Where the word "dollars" occurs in a line of the data, return the whole line.

+++ Records

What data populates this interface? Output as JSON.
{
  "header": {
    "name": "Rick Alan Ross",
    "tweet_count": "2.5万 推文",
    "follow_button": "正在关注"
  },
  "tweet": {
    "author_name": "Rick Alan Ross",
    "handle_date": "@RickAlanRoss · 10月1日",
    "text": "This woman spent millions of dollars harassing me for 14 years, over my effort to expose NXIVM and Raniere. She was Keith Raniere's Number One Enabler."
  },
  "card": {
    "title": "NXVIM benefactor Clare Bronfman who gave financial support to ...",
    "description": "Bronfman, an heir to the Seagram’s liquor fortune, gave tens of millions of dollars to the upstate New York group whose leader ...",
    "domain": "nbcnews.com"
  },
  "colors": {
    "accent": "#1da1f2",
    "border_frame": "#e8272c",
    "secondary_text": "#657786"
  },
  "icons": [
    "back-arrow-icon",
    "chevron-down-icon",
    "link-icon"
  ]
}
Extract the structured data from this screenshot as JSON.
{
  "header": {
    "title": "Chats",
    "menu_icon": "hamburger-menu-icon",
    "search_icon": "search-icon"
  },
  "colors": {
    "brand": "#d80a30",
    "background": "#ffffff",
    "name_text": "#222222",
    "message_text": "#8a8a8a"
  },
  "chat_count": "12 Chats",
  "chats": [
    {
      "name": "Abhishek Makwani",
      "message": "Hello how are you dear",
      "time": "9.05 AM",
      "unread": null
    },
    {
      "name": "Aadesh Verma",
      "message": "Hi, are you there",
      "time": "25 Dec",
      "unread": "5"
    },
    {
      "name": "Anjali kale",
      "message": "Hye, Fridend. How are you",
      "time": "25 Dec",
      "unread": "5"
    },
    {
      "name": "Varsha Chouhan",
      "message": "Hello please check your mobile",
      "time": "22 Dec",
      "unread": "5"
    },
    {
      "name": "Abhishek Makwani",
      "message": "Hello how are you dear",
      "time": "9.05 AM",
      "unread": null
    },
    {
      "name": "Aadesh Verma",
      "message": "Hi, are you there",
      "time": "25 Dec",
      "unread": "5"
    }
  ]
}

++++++

• [Result of the exercise]
    "text": "This woman spent millions of dollars harassing me for 14 years, over my effort to expose NXIVM and Raniere. She was Keith Raniere's Number One Enabler."
    "description": "Bronfman, an heir to the Seagram’s liquor fortune, gave tens of millions of dollars to the upstate New York group whose leader ...",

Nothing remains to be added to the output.